Work instructions: Only an exact repeat of the listing, without its images, counts as the answer.

** Opening Given data block **

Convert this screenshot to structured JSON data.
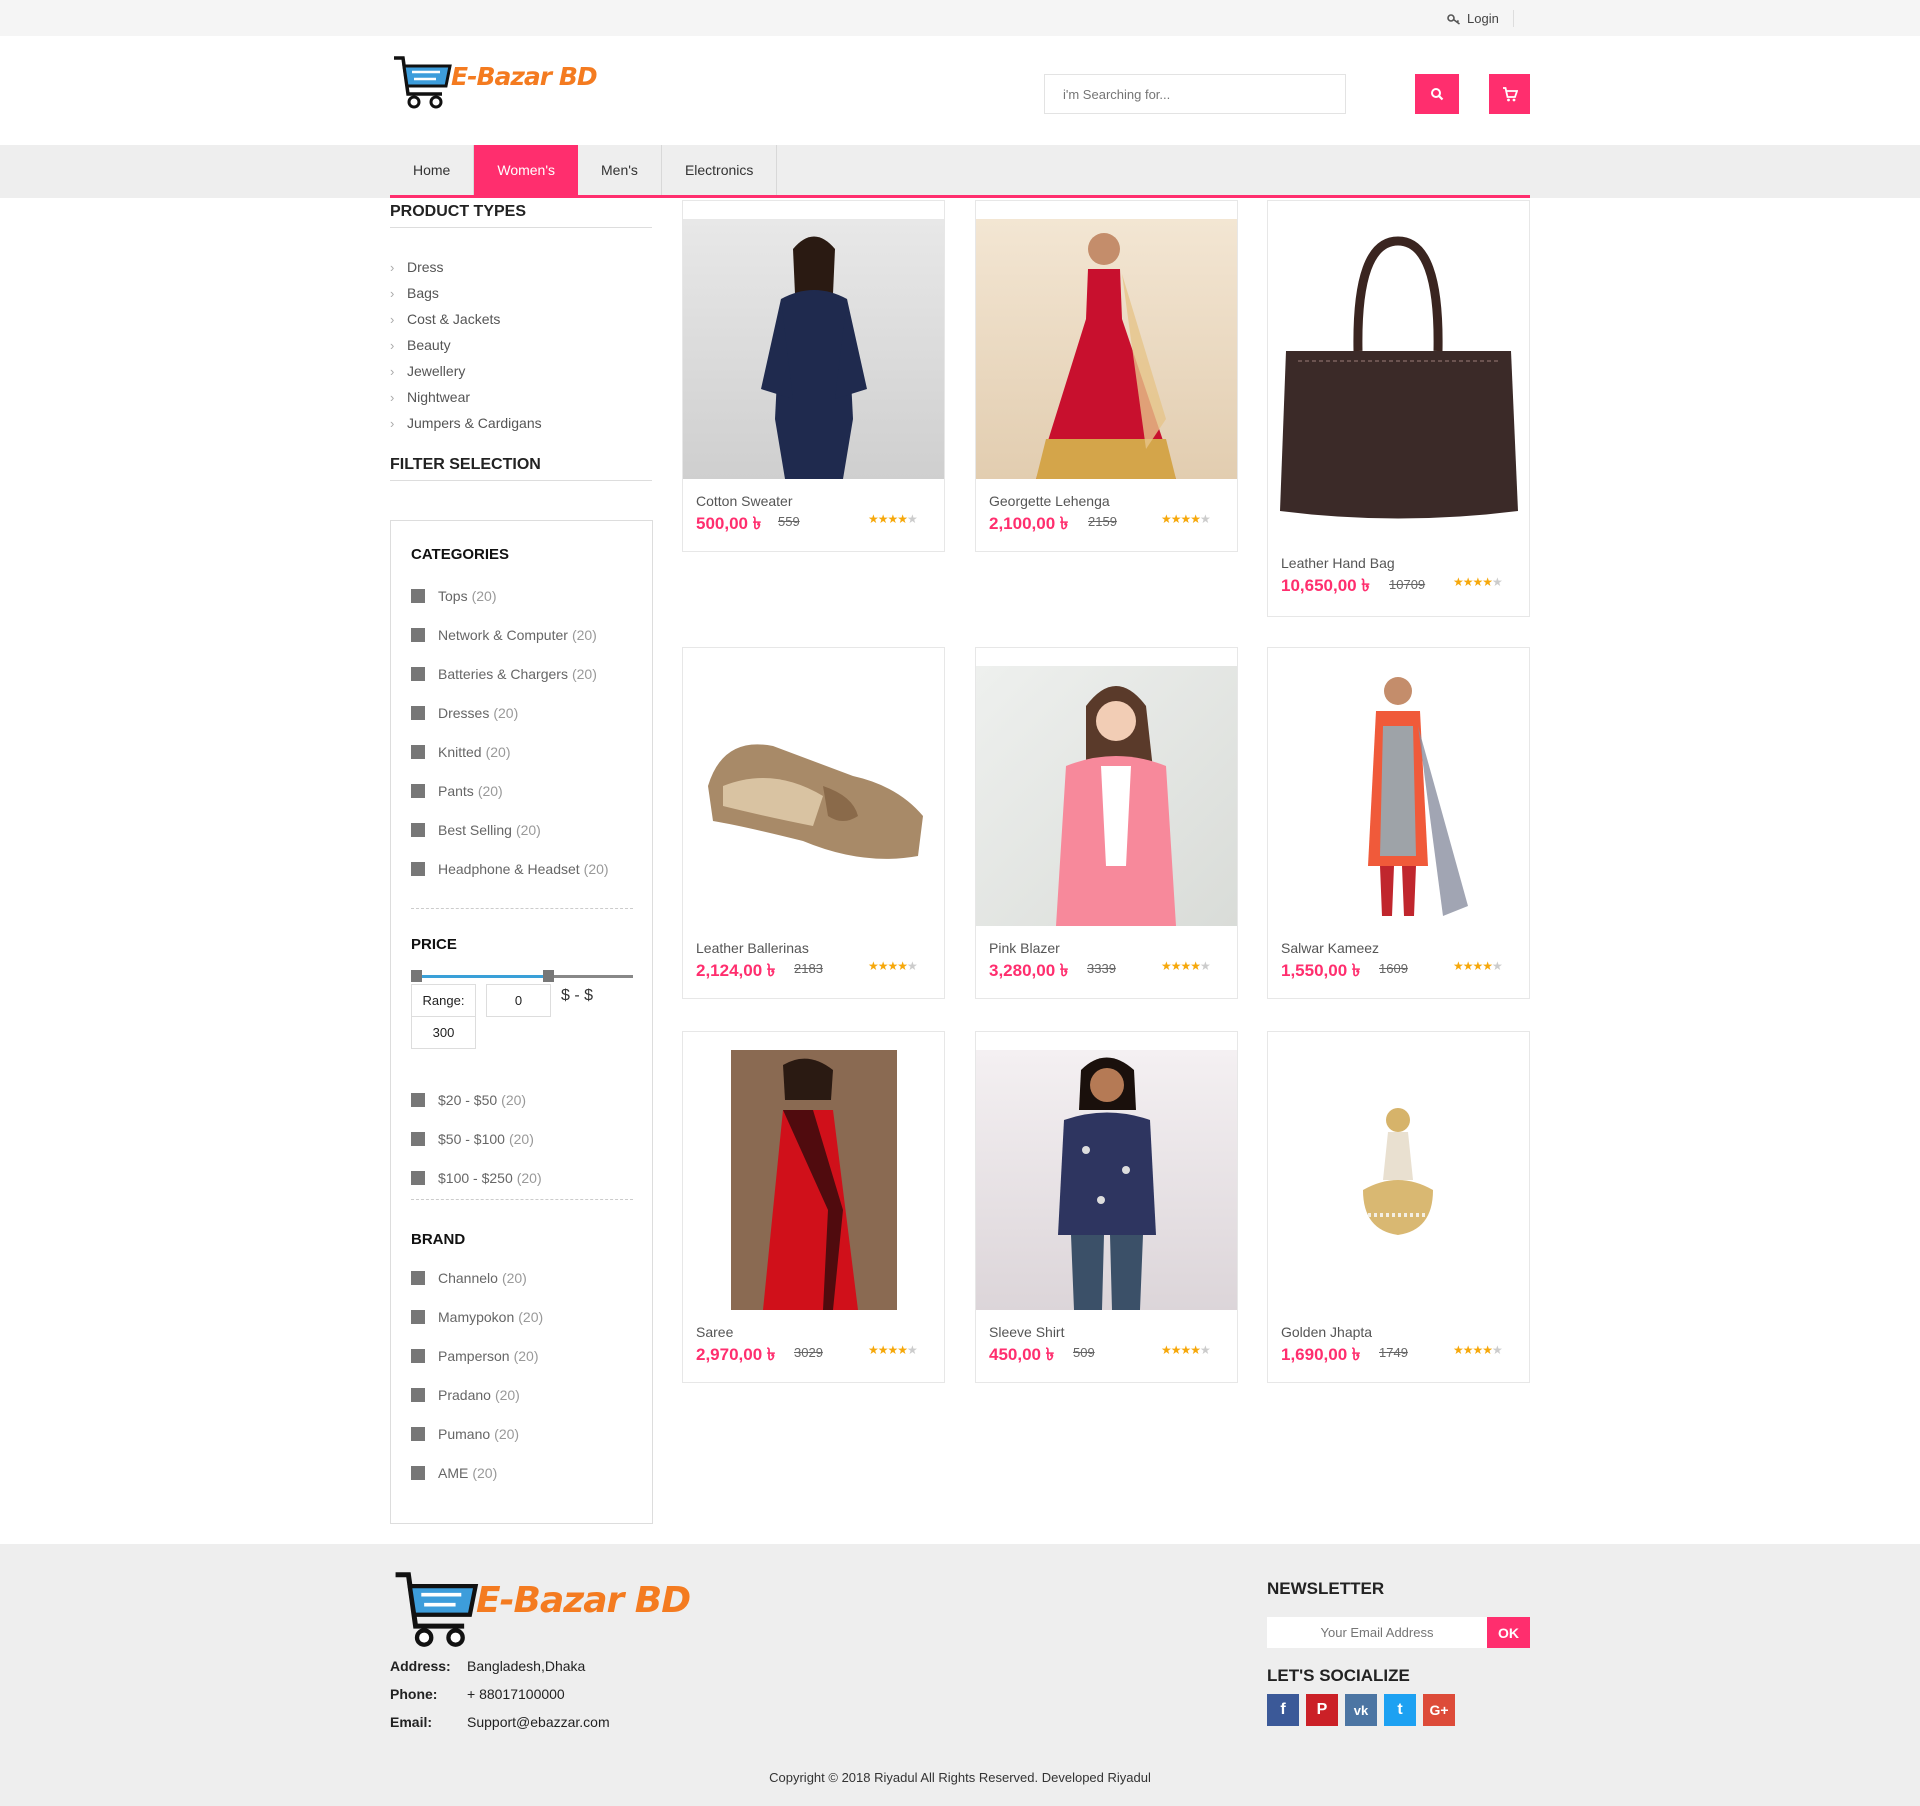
{
  "header": {
    "login_label": "Login",
    "brand": "E-Bazar BD",
    "search_placeholder": "i'm Searching for...",
    "search_icon": "search-icon",
    "cart_icon": "cart-icon"
  },
  "nav": {
    "items": [
      "Home",
      "Women's",
      "Men's",
      "Electronics"
    ],
    "active": "Women's"
  },
  "sidebar": {
    "product_types_title": "PRODUCT TYPES",
    "product_types": [
      "Dress",
      "Bags",
      "Cost & Jackets",
      "Beauty",
      "Jewellery",
      "Nightwear",
      "Jumpers & Cardigans"
    ],
    "filter_title": "FILTER SELECTION",
    "categories_title": "CATEGORIES",
    "categories": [
      {
        "label": "Tops",
        "count": "(20)"
      },
      {
        "label": "Network & Computer",
        "count": "(20)"
      },
      {
        "label": "Batteries & Chargers",
        "count": "(20)"
      },
      {
        "label": "Dresses",
        "count": "(20)"
      },
      {
        "label": "Knitted",
        "count": "(20)"
      },
      {
        "label": "Pants",
        "count": "(20)"
      },
      {
        "label": "Best Selling",
        "count": "(20)"
      },
      {
        "label": "Headphone & Headset",
        "count": "(20)"
      }
    ],
    "price_title": "PRICE",
    "range_label": "Range:",
    "range_min": "0",
    "range_sep": "$ - $",
    "range_max": "300",
    "price_ranges": [
      {
        "label": "$20 - $50",
        "count": "(20)"
      },
      {
        "label": "$50 - $100",
        "count": "(20)"
      },
      {
        "label": "$100 - $250",
        "count": "(20)"
      }
    ],
    "brand_title": "BRAND",
    "brands": [
      {
        "label": "Channelo",
        "count": "(20)"
      },
      {
        "label": "Mamypokon",
        "count": "(20)"
      },
      {
        "label": "Pamperson",
        "count": "(20)"
      },
      {
        "label": "Pradano",
        "count": "(20)"
      },
      {
        "label": "Pumano",
        "count": "(20)"
      },
      {
        "label": "AME",
        "count": "(20)"
      }
    ]
  },
  "products": [
    {
      "name": "Cotton Sweater",
      "price": "500,00 ৳",
      "old": "559",
      "rating": 4
    },
    {
      "name": "Georgette Lehenga",
      "price": "2,100,00 ৳",
      "old": "2159",
      "rating": 4
    },
    {
      "name": "Leather Hand Bag",
      "price": "10,650,00 ৳",
      "old": "10709",
      "rating": 4
    },
    {
      "name": "Leather Ballerinas",
      "price": "2,124,00 ৳",
      "old": "2183",
      "rating": 4
    },
    {
      "name": "Pink Blazer",
      "price": "3,280,00 ৳",
      "old": "3339",
      "rating": 4
    },
    {
      "name": "Salwar Kameez",
      "price": "1,550,00 ৳",
      "old": "1609",
      "rating": 4
    },
    {
      "name": "Saree",
      "price": "2,970,00 ৳",
      "old": "3029",
      "rating": 4
    },
    {
      "name": "Sleeve Shirt",
      "price": "450,00 ৳",
      "old": "509",
      "rating": 4
    },
    {
      "name": "Golden Jhapta",
      "price": "1,690,00 ৳",
      "old": "1749",
      "rating": 4
    }
  ],
  "footer": {
    "brand": "E-Bazar BD",
    "address_label": "Address:",
    "address": "Bangladesh,Dhaka",
    "phone_label": "Phone:",
    "phone": "+ 88017100000",
    "email_label": "Email:",
    "email": "Support@ebazzar.com",
    "newsletter_title": "NEWSLETTER",
    "newsletter_placeholder": "Your Email Address",
    "ok_label": "OK",
    "socialize_title": "LET'S SOCIALIZE",
    "social": [
      {
        "icon": "facebook-icon",
        "glyph": "f",
        "color": "#3b5998"
      },
      {
        "icon": "pinterest-icon",
        "glyph": "P",
        "color": "#cb2027"
      },
      {
        "icon": "vk-icon",
        "glyph": "vk",
        "color": "#4c75a3"
      },
      {
        "icon": "twitter-icon",
        "glyph": "t",
        "color": "#1da1f2"
      },
      {
        "icon": "google-plus-icon",
        "glyph": "G+",
        "color": "#dd4b39"
      }
    ],
    "copyright": "Copyright © 2018 Riyadul All Rights Reserved. Developed Riyadul"
  },
  "colors": {
    "accent": "#ff2e6e",
    "brand": "#f47b20",
    "star": "#f6a80b"
  }
}
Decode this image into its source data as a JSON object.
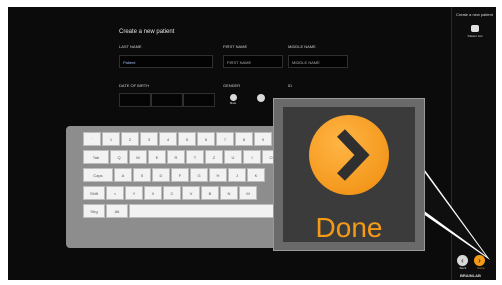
{
  "sidebar": {
    "title": "Create a new patient",
    "patient_list": "Patient List",
    "back": "Back",
    "done": "Done",
    "brand": "BRAINLAB"
  },
  "form": {
    "title": "Create a new patient",
    "last_name_label": "LAST NAME",
    "last_name_value": "Patient",
    "first_name_label": "FIRST NAME",
    "first_name_placeholder": "FIRST NAME",
    "middle_name_label": "MIDDLE NAME",
    "middle_name_placeholder": "MIDDLE NAME",
    "dob_label": "DATE OF BIRTH",
    "gender_label": "GENDER",
    "gender_male": "Male",
    "id_label": "ID"
  },
  "keyboard": {
    "row1": [
      "`",
      "1",
      "2",
      "3",
      "4",
      "5",
      "6",
      "7",
      "8",
      "9",
      "0"
    ],
    "row2": [
      "Tab",
      "Q",
      "W",
      "E",
      "R",
      "T",
      "Z",
      "U",
      "I",
      "O"
    ],
    "row3": [
      "Caps",
      "A",
      "S",
      "D",
      "F",
      "G",
      "H",
      "J",
      "K"
    ],
    "row4": [
      "Shift",
      "<",
      "Y",
      "X",
      "C",
      "V",
      "B",
      "N",
      "M"
    ],
    "row5": [
      "Strg",
      "Alt"
    ]
  },
  "zoom": {
    "label": "Done"
  },
  "colors": {
    "accent": "#f39a17",
    "background": "#0b0b0b",
    "keyboard": "#8d8d8d"
  }
}
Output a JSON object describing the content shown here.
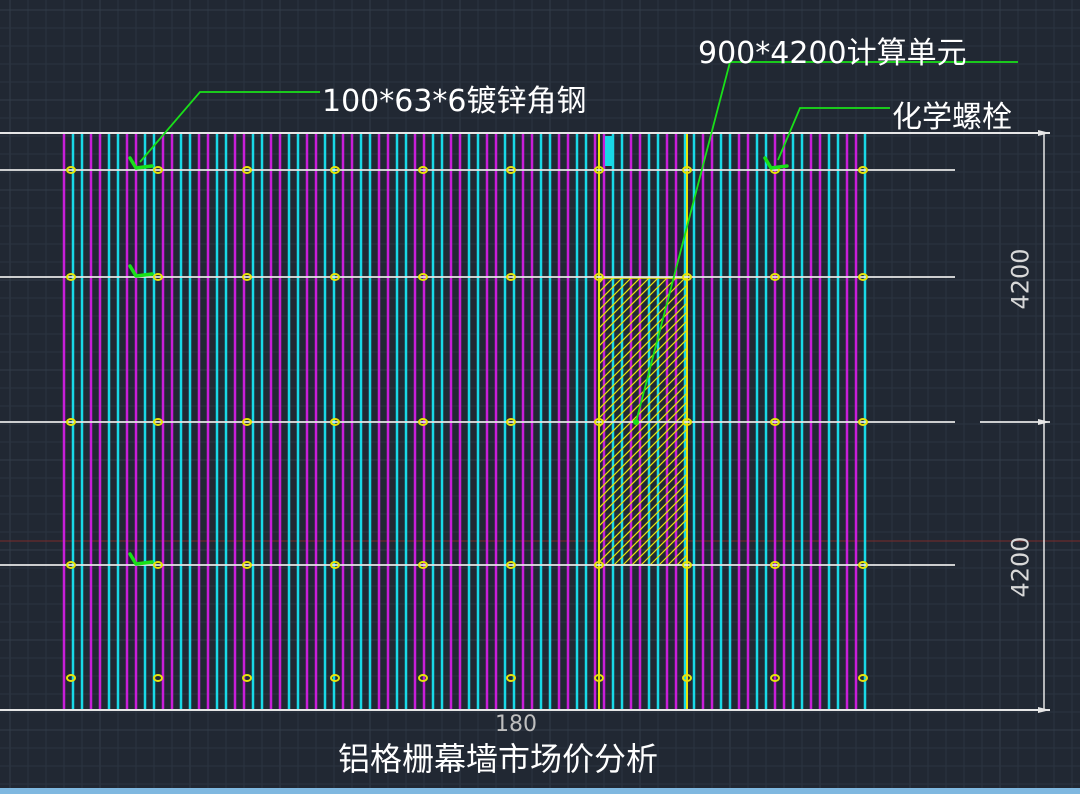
{
  "drawing": {
    "colors": {
      "background": "#212833",
      "grid_minor": "#2b3440",
      "grid_major": "#333d4a",
      "line_white": "#e6e6e6",
      "magenta": "#c81ed8",
      "cyan": "#19d8e6",
      "yellow": "#e8e40a",
      "leader_green": "#19e019",
      "red_axis": "#7a2a2a"
    },
    "labels": {
      "steel_angle": "100*63*6镀锌角钢",
      "calc_unit": "900*4200计算单元",
      "chem_bolt": "化学螺栓",
      "dim_top": "4200",
      "dim_bottom": "4200",
      "bottom_dim": "180",
      "caption": "铝格栅幕墙市场价分析"
    }
  }
}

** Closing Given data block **

Task output:
Convert this screenshot to structured JSON data.
{
  "header": {
    "login_label": "Login",
    "brand": "E-Bazar BD",
    "search_placeholder": "i'm Searching for...",
    "search_icon": "search-icon",
    "cart_icon": "cart-icon"
  },
  "nav": {
    "items": [
      "Home",
      "Women's",
      "Men's",
      "Electronics"
    ],
    "active": "Women's"
  },
  "sidebar": {
    "product_types_title": "PRODUCT TYPES",
    "product_types": [
      "Dress",
      "Bags",
      "Cost & Jackets",
      "Beauty",
      "Jewellery",
      "Nightwear",
      "Jumpers & Cardigans"
    ],
    "filter_title": "FILTER SELECTION",
    "categories_title": "CATEGORIES",
    "categories": [
      {
        "label": "Tops",
        "count": "(20)"
      },
      {
        "label": "Network & Computer",
        "count": "(20)"
      },
      {
        "label": "Batteries & Chargers",
        "count": "(20)"
      },
      {
        "label": "Dresses",
        "count": "(20)"
      },
      {
        "label": "Knitted",
        "count": "(20)"
      },
      {
        "label": "Pants",
        "count": "(20)"
      },
      {
        "label": "Best Selling",
        "count": "(20)"
      },
      {
        "label": "Headphone & Headset",
        "count": "(20)"
      }
    ],
    "price_title": "PRICE",
    "range_label": "Range:",
    "range_min": "0",
    "range_sep": "$ - $",
    "range_max": "300",
    "price_ranges": [
      {
        "label": "$20 - $50",
        "count": "(20)"
      },
      {
        "label": "$50 - $100",
        "count": "(20)"
      },
      {
        "label": "$100 - $250",
        "count": "(20)"
      }
    ],
    "brand_title": "BRAND",
    "brands": [
      {
        "label": "Channelo",
        "count": "(20)"
      },
      {
        "label": "Mamypokon",
        "count": "(20)"
      },
      {
        "label": "Pamperson",
        "count": "(20)"
      },
      {
        "label": "Pradano",
        "count": "(20)"
      },
      {
        "label": "Pumano",
        "count": "(20)"
      },
      {
        "label": "AME",
        "count": "(20)"
      }
    ]
  },
  "products": [
    {
      "name": "Cotton Sweater",
      "price": "500,00 ৳",
      "old": "559",
      "rating": 4
    },
    {
      "name": "Georgette Lehenga",
      "price": "2,100,00 ৳",
      "old": "2159",
      "rating": 4
    },
    {
      "name": "Leather Hand Bag",
      "price": "10,650,00 ৳",
      "old": "10709",
      "rating": 4
    },
    {
      "name": "Leather Ballerinas",
      "price": "2,124,00 ৳",
      "old": "2183",
      "rating": 4
    },
    {
      "name": "Pink Blazer",
      "price": "3,280,00 ৳",
      "old": "3339",
      "rating": 4
    },
    {
      "name": "Salwar Kameez",
      "price": "1,550,00 ৳",
      "old": "1609",
      "rating": 4
    },
    {
      "name": "Saree",
      "price": "2,970,00 ৳",
      "old": "3029",
      "rating": 4
    },
    {
      "name": "Sleeve Shirt",
      "price": "450,00 ৳",
      "old": "509",
      "rating": 4
    },
    {
      "name": "Golden Jhapta",
      "price": "1,690,00 ৳",
      "old": "1749",
      "rating": 4
    }
  ],
  "footer": {
    "brand": "E-Bazar BD",
    "address_label": "Address:",
    "address": "Bangladesh,Dhaka",
    "phone_label": "Phone:",
    "phone": "+ 88017100000",
    "email_label": "Email:",
    "email": "Support@ebazzar.com",
    "newsletter_title": "NEWSLETTER",
    "newsletter_placeholder": "Your Email Address",
    "ok_label": "OK",
    "socialize_title": "LET'S SOCIALIZE",
    "social": [
      {
        "icon": "facebook-icon",
        "glyph": "f",
        "color": "#3b5998"
      },
      {
        "icon": "pinterest-icon",
        "glyph": "P",
        "color": "#cb2027"
      },
      {
        "icon": "vk-icon",
        "glyph": "vk",
        "color": "#4c75a3"
      },
      {
        "icon": "twitter-icon",
        "glyph": "t",
        "color": "#1da1f2"
      },
      {
        "icon": "google-plus-icon",
        "glyph": "G+",
        "color": "#dd4b39"
      }
    ],
    "copyright": "Copyright © 2018 Riyadul All Rights Reserved. Developed Riyadul"
  },
  "colors": {
    "accent": "#ff2e6e",
    "brand": "#f47b20",
    "star": "#f6a80b"
  }
}
Decode this image into its source data as a JSON object.
{
  "sidebar": {
    "title": "Create a new patient",
    "patient_list": "Patient List",
    "back": "Back",
    "done": "Done",
    "brand": "BRAINLAB"
  },
  "form": {
    "title": "Create a new patient",
    "last_name_label": "LAST NAME",
    "last_name_value": "Patient",
    "first_name_label": "FIRST NAME",
    "first_name_placeholder": "FIRST NAME",
    "middle_name_label": "MIDDLE NAME",
    "middle_name_placeholder": "MIDDLE NAME",
    "dob_label": "DATE OF BIRTH",
    "gender_label": "GENDER",
    "gender_male": "Male",
    "id_label": "ID"
  },
  "keyboard": {
    "row1": [
      "`",
      "1",
      "2",
      "3",
      "4",
      "5",
      "6",
      "7",
      "8",
      "9",
      "0"
    ],
    "row2": [
      "Tab",
      "Q",
      "W",
      "E",
      "R",
      "T",
      "Z",
      "U",
      "I",
      "O"
    ],
    "row3": [
      "Caps",
      "A",
      "S",
      "D",
      "F",
      "G",
      "H",
      "J",
      "K"
    ],
    "row4": [
      "Shift",
      "<",
      "Y",
      "X",
      "C",
      "V",
      "B",
      "N",
      "M"
    ],
    "row5": [
      "Strg",
      "Alt"
    ]
  },
  "zoom": {
    "label": "Done"
  },
  "colors": {
    "accent": "#f39a17",
    "background": "#0b0b0b",
    "keyboard": "#8d8d8d"
  }
}
Output a JSON object describing the content shown here.
{
  "drawing": {
    "colors": {
      "background": "#212833",
      "grid_minor": "#2b3440",
      "grid_major": "#333d4a",
      "line_white": "#e6e6e6",
      "magenta": "#c81ed8",
      "cyan": "#19d8e6",
      "yellow": "#e8e40a",
      "leader_green": "#19e019",
      "red_axis": "#7a2a2a"
    },
    "labels": {
      "steel_angle": "100*63*6镀锌角钢",
      "calc_unit": "900*4200计算单元",
      "chem_bolt": "化学螺栓",
      "dim_top": "4200",
      "dim_bottom": "4200",
      "bottom_dim": "180",
      "caption": "铝格栅幕墙市场价分析"
    }
  }
}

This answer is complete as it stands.